383849_4pDigiDifficult one, this.

This is a very likeable album. The title track, for a start. Just the title defines a bad day at the office.

Given the fact that the guy is from Texas, is quite old, plays Texan country-tinged bluesy rock n roll, has got a beard and has a song on the album about a Buick you are dragged kicking and screaming towards the conclusion that this is going to be infused with more than a tad of ZZ Top, sold as seen, if you like. And indeed there is.

But it isn’t quite that simple.

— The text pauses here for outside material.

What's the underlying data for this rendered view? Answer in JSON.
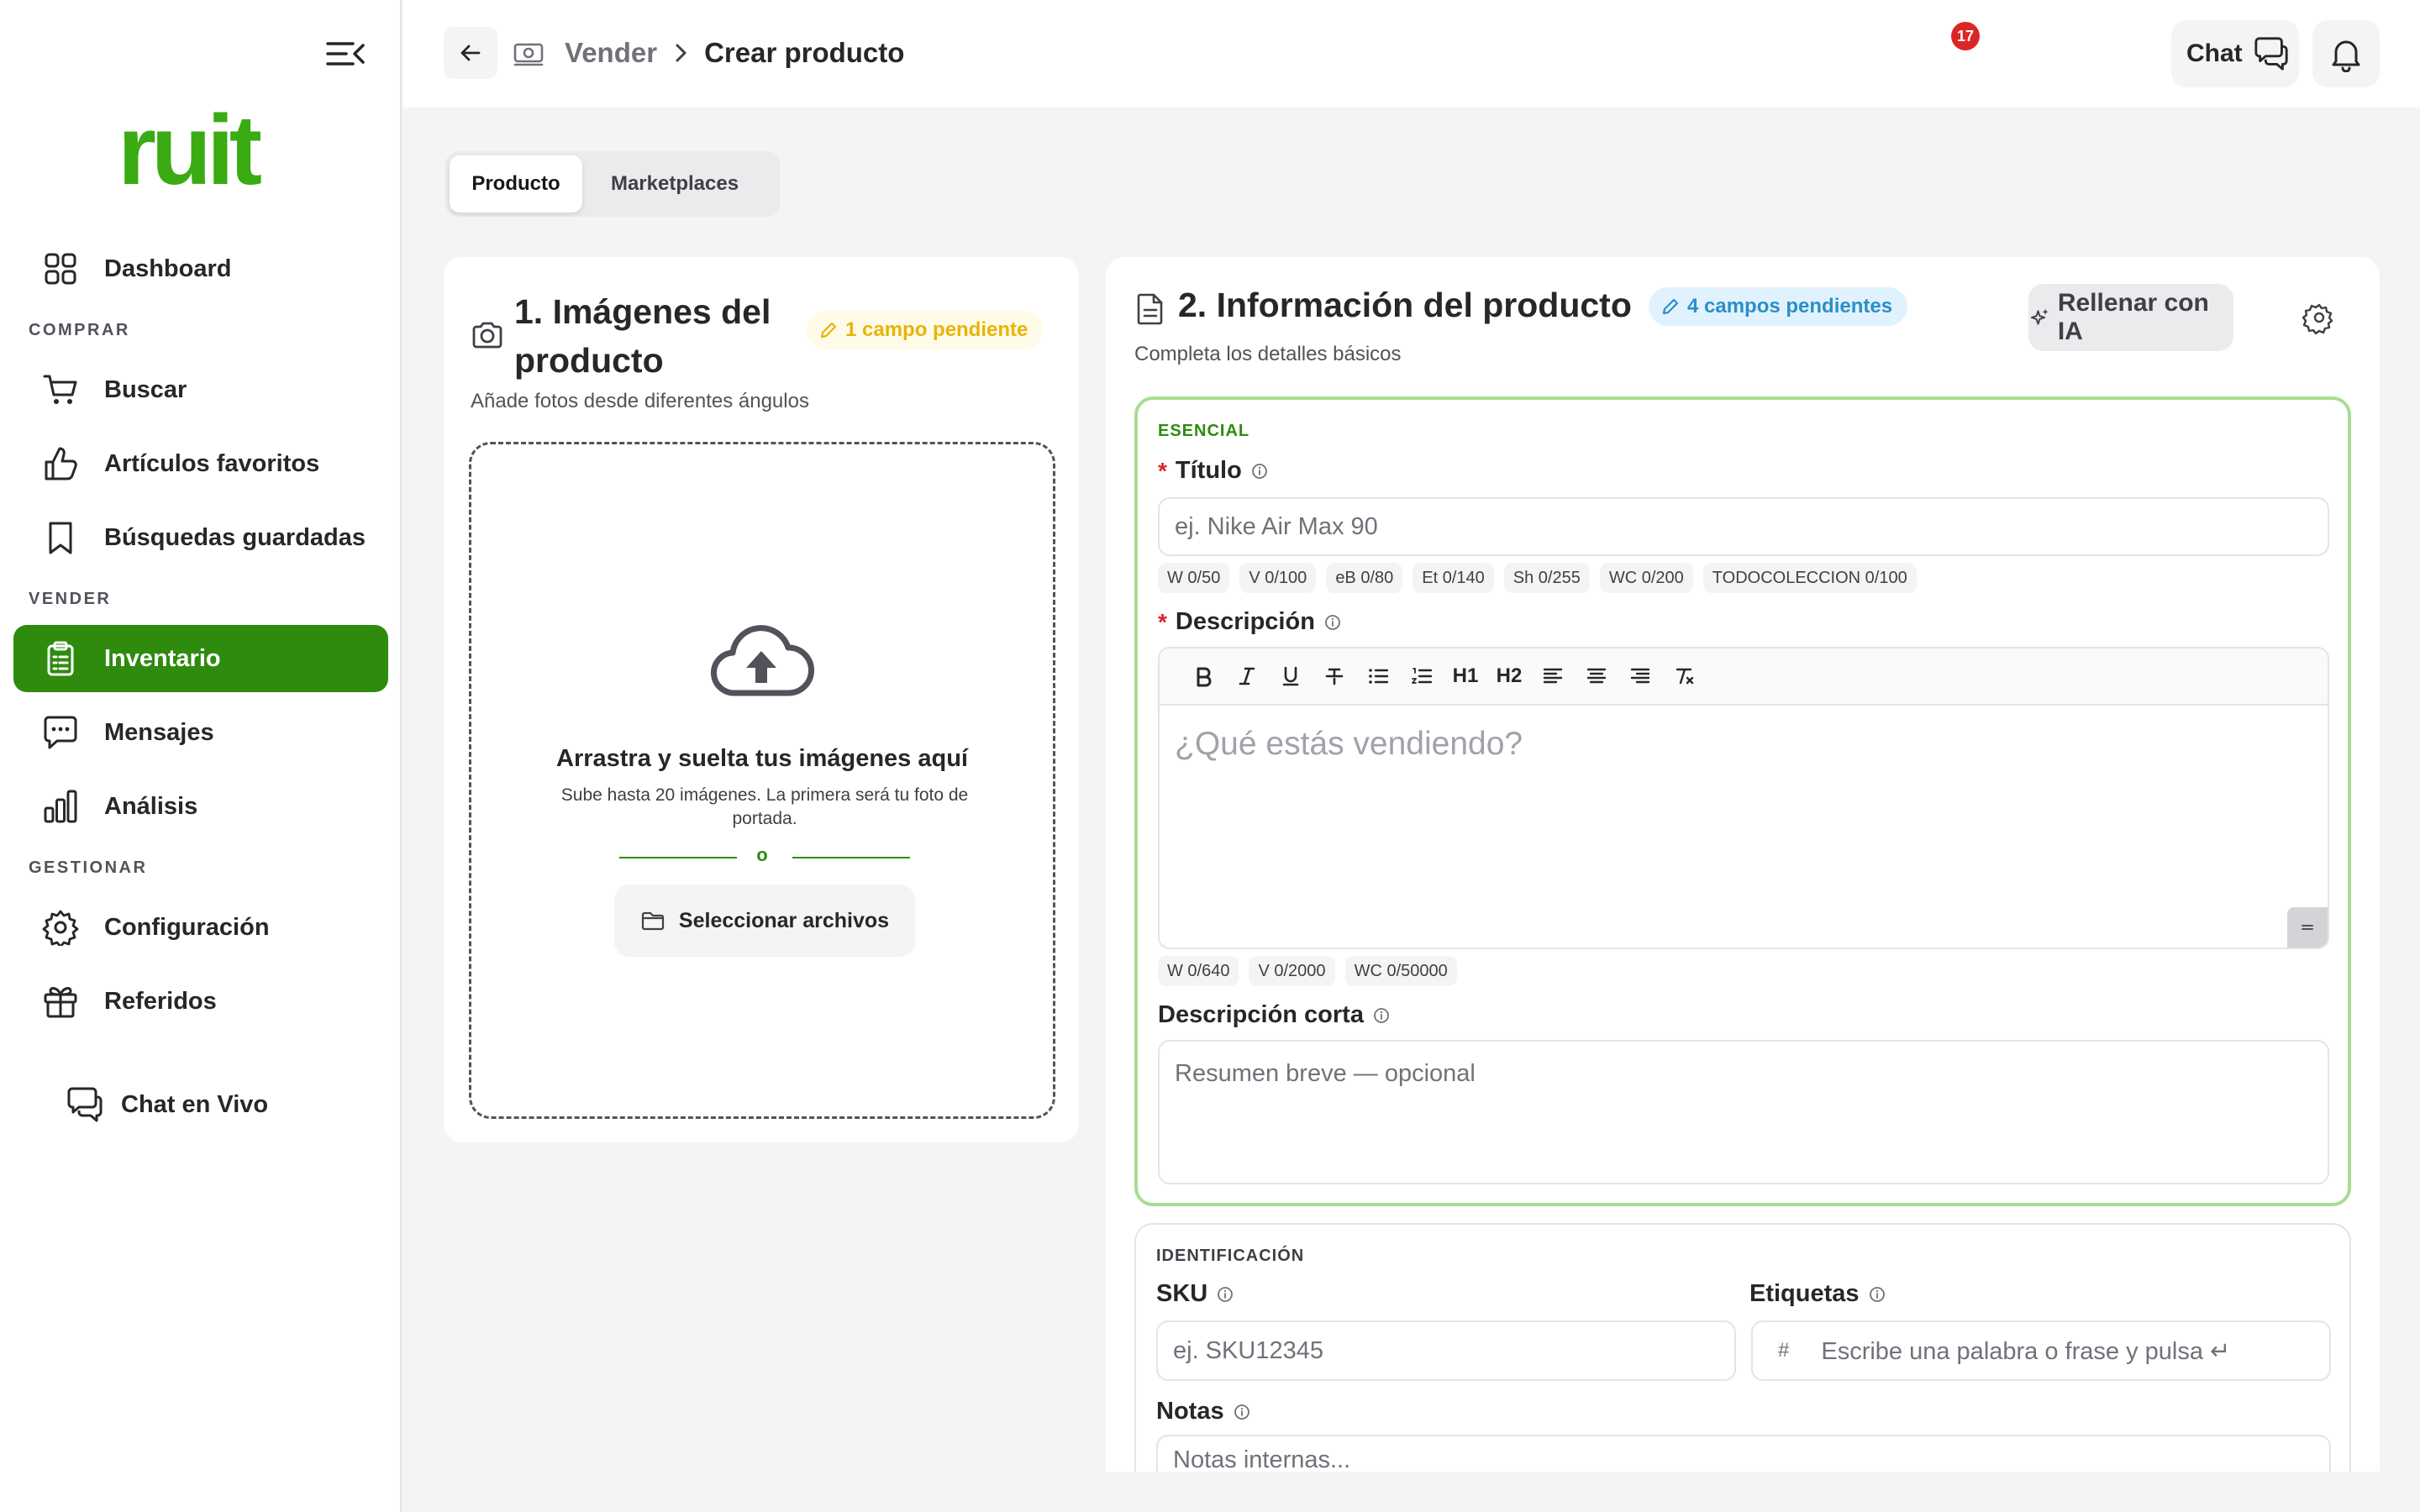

The album leaps out of the box with the incendiary “Three Fifty Seven”, a snarling ‘death row’ blues with raw chunks of harmonica from Dan Moser, just one of a number of damn fine players featured on this album, which is as bitter and scary in the lyrics as it is raw and jagged in the playing. “Power in the Snake” has lyrical nods to Steve Earle but for me, you could hand that song to George Thorogood and the Destroyers tomorrow and they’d do a job on that for you.

He does a tidy line in ironic lyrics as well, with “The Wages of Sin” sounding quite ‘churchy’, on the surface, but actually, not. “Pestilence and Locusts”sounds a bit like a Crazy World Of Arthur Brown B side as song titles go but actually it’s a rather sad, rather bitter ditty about what happens when ‘the thing you love most becomes the thing that drags you down’.

And ‘Big Ol Buick’ does what it says on the tin and is an enjoyable listen.

And already you can sense a ‘But….’, right?

So what stops this from being the kind of album you ring up your mate and say ‘you’ve REALLY got to hear this…’ always assuming your mate is into that sort of ‘Americana’ thing, which in my view all right-thinking people should be.

Well, conveniently for me, Mr. LeMasters has been asked to review his own album by his PR man. And this is what he says.

‘I write songs with the intent that they will be songs that I perform at my shows. If ever I write a song which is good enough and it gets heard by the right person, some big-time singer might record it…’

And at this level, this all works just fine. You could take this bunch of songs out on the road in the good ol’ US of A in the bars, clubs and roadhouses and they’d work perfectly fine with the voice of Dick LeMasters doing the honours. The album has some very fine new songs, the songs are extremely well played (there is some really nice guitar and harmonica work on this, it really is a joy in places; I mean, “River Blues” is really rather special, for example) but his voice really is an adequate tool for carrying the songs and nothing more. So, and by the guy’s own admission, this works pretty damn well as a demo for his songs, a shop window for ‘big-time’ singers to check out his wares. And for his sake and for the sake of an extremely enjoyable if not exactly fashionable music genre, I hope someone does. At the very least he deserves a round of applause for not deciding to spend the rest of his life knocking out ZZ Top covers when no doubt he could.

But there’s your problem. Well, his, anyway – and the reason why this is a tough one to review.

Apart from the fact he’s already written his own review with candour and accuracy.

3.5 Stars out of 5.

Self-released and out now.